President Joe Biden touted a “strategic partnership” with the Communist Party of Vietnam (CPV) Sunday in an effort to counter China.
The agreement between the United States and the CPV will allow Vietnam to increase its production of artificial intelligence as well as semiconductors, Politico reported ahead of the signed deal. The new partnership comes after Biden met with Japanese Prime Minister Fumio Kishida and South Korean President Yoon Suk Yeol at Camp David in August to address the rising tension between the countries, North Korea and China. (RELATED: ‘That Is Crap’: Biden, Xi Had Heated Argument Over Alleged Biolabs In Ukraine, Book Says)
“Vietnam is not aligning with the U.S. against China. … They’re happy to improve relations with the U.S., but it doesn’t mean they’re moving against China — they’re going to continue to calibrate very carefully,” Scot Marciel, a former principal deputy assistant secretary for East Asia and the Pacific at the State Department, told Politico.

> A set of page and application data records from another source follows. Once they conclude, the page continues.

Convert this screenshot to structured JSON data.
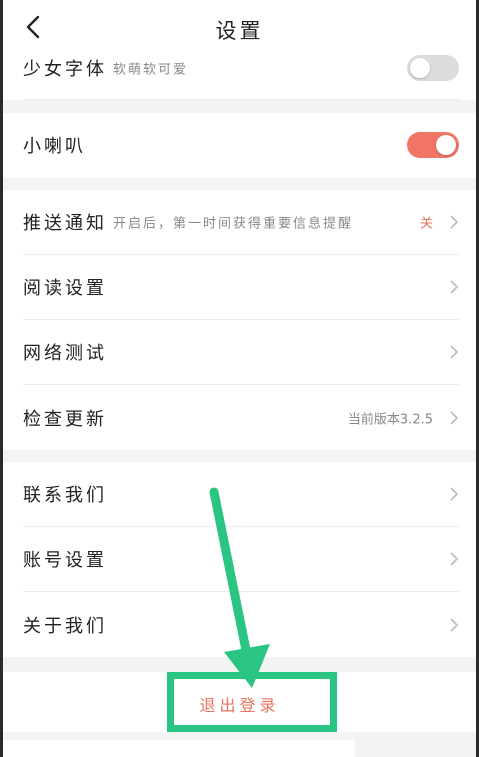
{
  "header": {
    "title": "设置",
    "back_icon": "chevron-left-icon"
  },
  "group1": {
    "items": [
      {
        "label": "少女字体",
        "subtitle": "软萌软可爱",
        "toggle": "off"
      },
      {
        "label": "小喇叭",
        "toggle": "on"
      }
    ]
  },
  "group2": {
    "items": [
      {
        "label": "推送通知",
        "subtitle": "开启后，第一时间获得重要信息提醒",
        "value": "关"
      },
      {
        "label": "阅读设置"
      },
      {
        "label": "网络测试"
      },
      {
        "label": "检查更新",
        "value": "当前版本3.2.5"
      }
    ]
  },
  "group3": {
    "items": [
      {
        "label": "联系我们"
      },
      {
        "label": "账号设置"
      },
      {
        "label": "关于我们"
      }
    ]
  },
  "logout": {
    "label": "退出登录"
  },
  "colors": {
    "accent": "#f07565",
    "toggle_off": "#dcdcdc",
    "annotation": "#2ac483",
    "text_red": "#e8735f"
  }
}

Biden visited Hanoi, Vietnam on Sunday, meeting with General Secretary Nguyen Phu Trong to discuss how the two countries can strengthen their relations, according to a statement from the White House. The countries planned to discuss how to expand “people-to-people ties through education exchanges and workforce development programs” as well as how to combat climate change.
Relations between the U.S. and Vietnam have continued to improve since 1995 when the two countries established diplomatic relations, Politico reported. Former President Barack Obama signed a partnership deal with Vietnam in 2013 which aimed to increase assistance for Vietnam’s coast guard and increase cooperation on anti-transnational crime operations.
Vietnam continues to be friendly with the Chinese Communist Party (CCP), signing a partnership to increase bilateral relations with the country in 1998, according to Politico. Vietnam also signed a similar partnership with Russia more than a decade ago.
“It’s important to make clear that this is more than words,” Jon Finer, deputy national security advisor, told reporters on Sunday. “In a system like Vietnam’s, it’s a signal to their entire government, to their entire bureaucracy, about the depth of cooperation and alignment with another country that is possible.”